Tuesday 4 February 2020, 1.00PM
Speaker(s): Dr Samuel Brockington, University of Cambridge

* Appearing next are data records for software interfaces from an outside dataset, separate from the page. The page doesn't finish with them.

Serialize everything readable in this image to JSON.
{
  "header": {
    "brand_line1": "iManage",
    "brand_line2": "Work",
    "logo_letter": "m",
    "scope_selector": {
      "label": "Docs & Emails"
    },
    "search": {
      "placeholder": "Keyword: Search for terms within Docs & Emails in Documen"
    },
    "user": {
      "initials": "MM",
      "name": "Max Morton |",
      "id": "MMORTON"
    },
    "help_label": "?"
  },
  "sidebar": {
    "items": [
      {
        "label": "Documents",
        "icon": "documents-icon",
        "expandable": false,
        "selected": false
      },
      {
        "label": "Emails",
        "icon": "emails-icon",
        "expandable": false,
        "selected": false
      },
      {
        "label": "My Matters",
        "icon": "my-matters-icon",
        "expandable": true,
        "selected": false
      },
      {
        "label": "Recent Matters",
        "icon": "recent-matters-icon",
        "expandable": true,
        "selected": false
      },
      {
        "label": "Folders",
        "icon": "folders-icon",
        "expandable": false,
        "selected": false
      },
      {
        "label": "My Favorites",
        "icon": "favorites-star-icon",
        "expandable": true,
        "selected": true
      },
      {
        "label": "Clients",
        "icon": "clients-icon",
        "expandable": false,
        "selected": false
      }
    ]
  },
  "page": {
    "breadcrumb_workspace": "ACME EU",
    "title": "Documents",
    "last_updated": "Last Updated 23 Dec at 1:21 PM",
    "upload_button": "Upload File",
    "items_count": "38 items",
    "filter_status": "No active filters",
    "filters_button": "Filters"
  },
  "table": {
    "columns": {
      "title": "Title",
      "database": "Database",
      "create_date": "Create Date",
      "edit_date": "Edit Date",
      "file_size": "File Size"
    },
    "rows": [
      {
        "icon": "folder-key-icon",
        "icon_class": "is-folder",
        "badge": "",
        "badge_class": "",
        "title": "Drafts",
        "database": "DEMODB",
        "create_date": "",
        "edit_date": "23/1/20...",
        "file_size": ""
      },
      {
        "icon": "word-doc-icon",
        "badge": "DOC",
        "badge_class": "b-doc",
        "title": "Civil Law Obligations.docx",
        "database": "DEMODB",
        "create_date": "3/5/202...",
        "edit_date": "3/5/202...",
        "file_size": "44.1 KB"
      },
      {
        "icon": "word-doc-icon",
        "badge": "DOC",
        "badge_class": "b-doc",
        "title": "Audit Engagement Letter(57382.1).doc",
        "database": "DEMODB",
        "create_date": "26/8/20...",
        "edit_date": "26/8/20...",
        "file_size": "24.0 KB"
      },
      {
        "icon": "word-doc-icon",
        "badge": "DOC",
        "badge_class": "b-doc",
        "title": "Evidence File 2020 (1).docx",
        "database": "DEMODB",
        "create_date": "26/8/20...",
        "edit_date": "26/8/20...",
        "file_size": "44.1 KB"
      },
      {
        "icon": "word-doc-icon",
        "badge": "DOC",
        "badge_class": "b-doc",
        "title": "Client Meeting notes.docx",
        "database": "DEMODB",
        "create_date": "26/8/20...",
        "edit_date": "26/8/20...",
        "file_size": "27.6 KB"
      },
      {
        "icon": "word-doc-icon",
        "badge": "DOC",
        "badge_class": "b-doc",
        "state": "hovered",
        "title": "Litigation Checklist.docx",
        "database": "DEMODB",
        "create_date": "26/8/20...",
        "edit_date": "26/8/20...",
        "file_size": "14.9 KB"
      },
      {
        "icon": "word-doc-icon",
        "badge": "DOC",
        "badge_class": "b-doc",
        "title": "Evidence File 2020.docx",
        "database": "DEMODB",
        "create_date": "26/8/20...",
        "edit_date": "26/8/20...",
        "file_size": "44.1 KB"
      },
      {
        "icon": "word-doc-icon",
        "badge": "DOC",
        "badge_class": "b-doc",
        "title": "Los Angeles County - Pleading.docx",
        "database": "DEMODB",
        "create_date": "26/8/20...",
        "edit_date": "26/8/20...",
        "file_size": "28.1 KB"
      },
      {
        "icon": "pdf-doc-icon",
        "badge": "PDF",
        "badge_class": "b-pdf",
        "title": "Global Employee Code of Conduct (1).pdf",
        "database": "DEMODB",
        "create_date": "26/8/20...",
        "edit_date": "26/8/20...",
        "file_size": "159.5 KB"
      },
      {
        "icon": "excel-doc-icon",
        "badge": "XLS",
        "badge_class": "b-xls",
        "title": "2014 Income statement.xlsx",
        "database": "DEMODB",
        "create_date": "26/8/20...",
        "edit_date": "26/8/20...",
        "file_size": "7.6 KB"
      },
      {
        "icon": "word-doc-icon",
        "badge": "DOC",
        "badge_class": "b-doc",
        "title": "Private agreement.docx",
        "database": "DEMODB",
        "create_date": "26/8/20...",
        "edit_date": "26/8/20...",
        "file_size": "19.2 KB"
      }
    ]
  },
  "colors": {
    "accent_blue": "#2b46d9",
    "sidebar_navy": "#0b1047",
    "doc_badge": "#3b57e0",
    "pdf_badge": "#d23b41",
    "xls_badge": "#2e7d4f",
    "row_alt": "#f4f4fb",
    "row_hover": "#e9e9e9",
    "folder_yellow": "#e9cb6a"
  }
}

As sessile organisms, plants have exploited metabolic systems to produce a plethora of diverse specialised metabolites. Specialised metabolites are critical for survival in particular ecological niches and are often taxonomically restricted. In flowering plants, one remarkable example of a taxonomically restricted specialised metabolite occurs in the angiosperm order Caryophyllales. Here, an unusual class of metabolites known as betalain pigments can replace the otherwise ubiquitous anthocyanin pigments. In contrast to the phenylalanine‐derived anthocyanins, betalains are tyrosine‐derived pigments which contain the chromophore betalamic acid. The origin of betalain pigments within Caryophyllales and their mutual exclusion with anthocyanin pigments has been the subject of considerable research. In recent years, numerous discoveries, accelerated by ‐omic scale data, phylogenetics and synthetic biology, have shed light on the origin and evolution of the betalain biosynthetic pathway in Caryophyllales. These advances include the elucidation of novel biosynthetic steps in the betalain pathway, identification of co-opted transcriptional regulators for betalain synthesis, and the resolution of the molecular evolution within key biosynthetic genes. In this talk I will outline how we have used comparative phylotransciptomic approaches: 1) to resolve the emergence of novel biosynthetic pathways including the convergent origin of the betalain biosynthetis pathway; 2) to pinpoint wholesale shifts in aromatic amino-acid usage as a evolutionary foundation for metabolic innovation, and 3) to highlight a role for operonic-like structures in the regulation of the betalain pathway in Caryophyllales.
More information on Dr Samuel Brockington
Location: Dianna Bowles Lecture Theatre (B/K/018)